FOR IMMEDIATE RELEASE
Mayor’s Press Office
Mayor Rahm Emanuel today accepted the Visionary Elected Leader Award from the African American Tobacco Leadership Council (AATCLC) for his efforts to curb the use of flavored tobacco products and e-cigarettes among Chicago’s youth. The national organization presented the award to Mayor Emanuel for introducing City ordinances to limit flavored tobacco from being sold within 500 feet of schools and regulating e-cigarettes as tobacco products after holding multiple town hall meetings this fall to discuss how to reduce the use of flavored tobacco products. The Chicago Department of Public Health (CDPH) also recently launched an ad campaign to highlight the influence of Big Tobacco. These efforts are part of the Mayor’s overall plan to reduce the use of flavored tobacco products among Chicago youth.
“Flavored tobacco and e-cigarettes are gateway products that can hook our children into becoming life-long smokers,” said Mayor Emanuel. “Preventing youth from starting to smoke is a key strategy to ensure they will avoid preventable diseases associated with the use of tobacco. The City of Chicago will continue to stand against Big Tobacco so our children will live long, healthy lives.”
Mayor Emanuel has launched several initiatives to curtail the use of flavored tobacco products. He has joined with community groups and Chicago aldermen to champion two ordinances aimed at protecting children from the tobacco industry’s strategy to have them start smoking at a young age. The first proposed ordinances would regulate e-cigarettes as “tobacco products” pending further regulations from the U.S. Food and Drug Administration (FDA). The second proposed ordinance would expand the prohibition on the sale of flavored tobacco products from 100 to 500 feet from a school.
“We applaud Mayor Emanuel’s bold efforts to protect children from the harmful use of flavored tobacco and e-cigarettes,” said Carol McGruder, Co-Chair of the African American Tobacco Control Leadership Council. “We hope other municipalities will follow Chicago’s lead and enact legislation to make sure these products do not fall into the hands of our kids.”
This action follows Mayor Emanuel calling on the Chicago Board of Health to work with the community to help identify innovative solutions to limit the use of flavored products, particularly among youth. The Chicago Board of Health and CDPH held multiple town hall meetings and launched an online web form to engage residents in conversation to reduce this preventable addiction before it becomes part of a young person’s life. Mayor Emanuel also petitioned the FDA to take serious action against flavored tobacco products. These efforts are part of Mayor Emanuel’s public health agenda, “Healthy Chicago,” which is the first-ever comprehensive plan for public health put forth by the City of Chicago.
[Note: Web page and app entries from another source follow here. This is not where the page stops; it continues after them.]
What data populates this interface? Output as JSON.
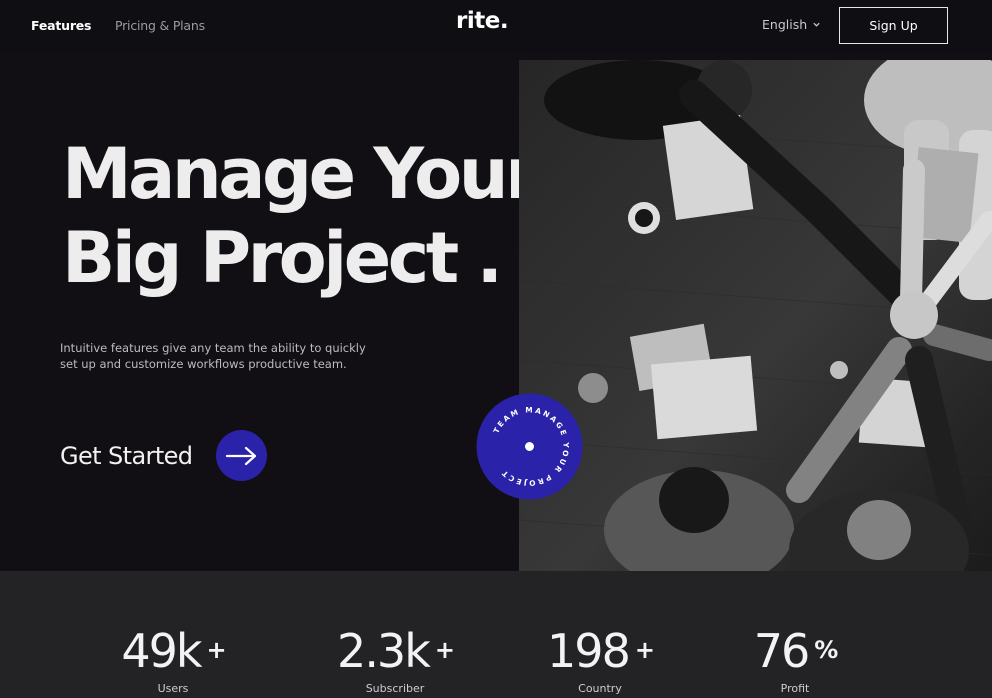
{
  "nav": {
    "features": "Features",
    "pricing": "Pricing & Plans",
    "logo": "rite.",
    "language": "English",
    "signup": "Sign Up"
  },
  "hero": {
    "headline_line1": "Manage Your",
    "headline_line2": "Big Project .",
    "subtext": "Intuitive features give any team the ability to quickly set up and customize workflows productive team.",
    "cta": "Get Started",
    "badge_text": "TEAM MANAGE YOUR PROJECT"
  },
  "stats": [
    {
      "value": "49k",
      "suffix": "+",
      "label": "Users"
    },
    {
      "value": "2.3k",
      "suffix": "+",
      "label": "Subscriber"
    },
    {
      "value": "198",
      "suffix": "+",
      "label": "Country"
    },
    {
      "value": "76",
      "suffix": "%",
      "label": "Profit"
    }
  ],
  "colors": {
    "background": "#110f13",
    "accent": "#2a22a8",
    "stats_band": "#232225"
  },
  "icons": [
    "chevron-down-icon",
    "arrow-right-icon"
  ]
}
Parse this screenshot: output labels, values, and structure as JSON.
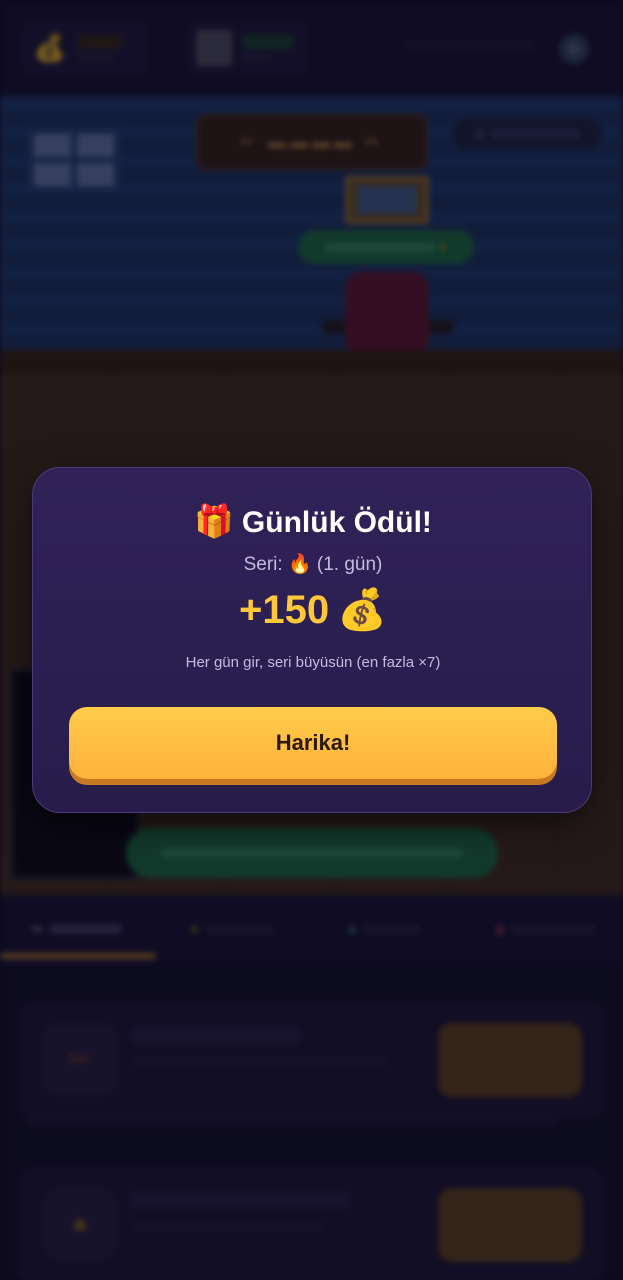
{
  "modal": {
    "gift_emoji": "🎁",
    "title": "Günlük Ödül!",
    "streak_text": "Seri: 🔥 (1. gün)",
    "reward_amount": "+150",
    "reward_emoji": "💰",
    "hint": "Her gün gir, seri büyüsün (en fazla ×7)",
    "button_label": "Harika!"
  },
  "colors": {
    "accent": "#ffc83a",
    "button": "#ffb23a",
    "modal_bg": "#2b1f52"
  }
}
“Mayor Emanuel has shown great leadership to reduce the use of flavored tobacco products and e-cigarettes among children,” said Phillip Gardiner, Co-Chair of the African American Tobacco Control Leadership Council. “We honor his commitment to ensuring Chicago’s youth do not start smoking, as they would be more likely to be life-long users.”
The Emanuel Administration is focused on curbing youth smoking. According to the National Youth Survey, the use of e-cigarettes among middle and high school students doubled from 2011 to 2012. Mayor Emanuel has spent his career working to curb smoking among youth. While in Congress, he co-sponsored the Family Smoking Prevention and Tobacco Control Act, which President Obama signed into law while he was working in the White House. This action provided the FDA with the authority to ban flavored cigarettes as they have been used by the tobacco industry to market to youth.
About the African American Tobacco Leadership Council
Formed in 2008, the African American Tobacco Leadership Council is comprised of nationally recognized tobacco control leaders from the fields of public health, public policy, community-based interventions, media advocacy and research. Based in California, the Council educates the African American community on tobacco use and cessation, partners with community stakeholders and public health agencies to inform and affect the direction of tobacco policy, practices and priorities, as it affects the lives of African Americans.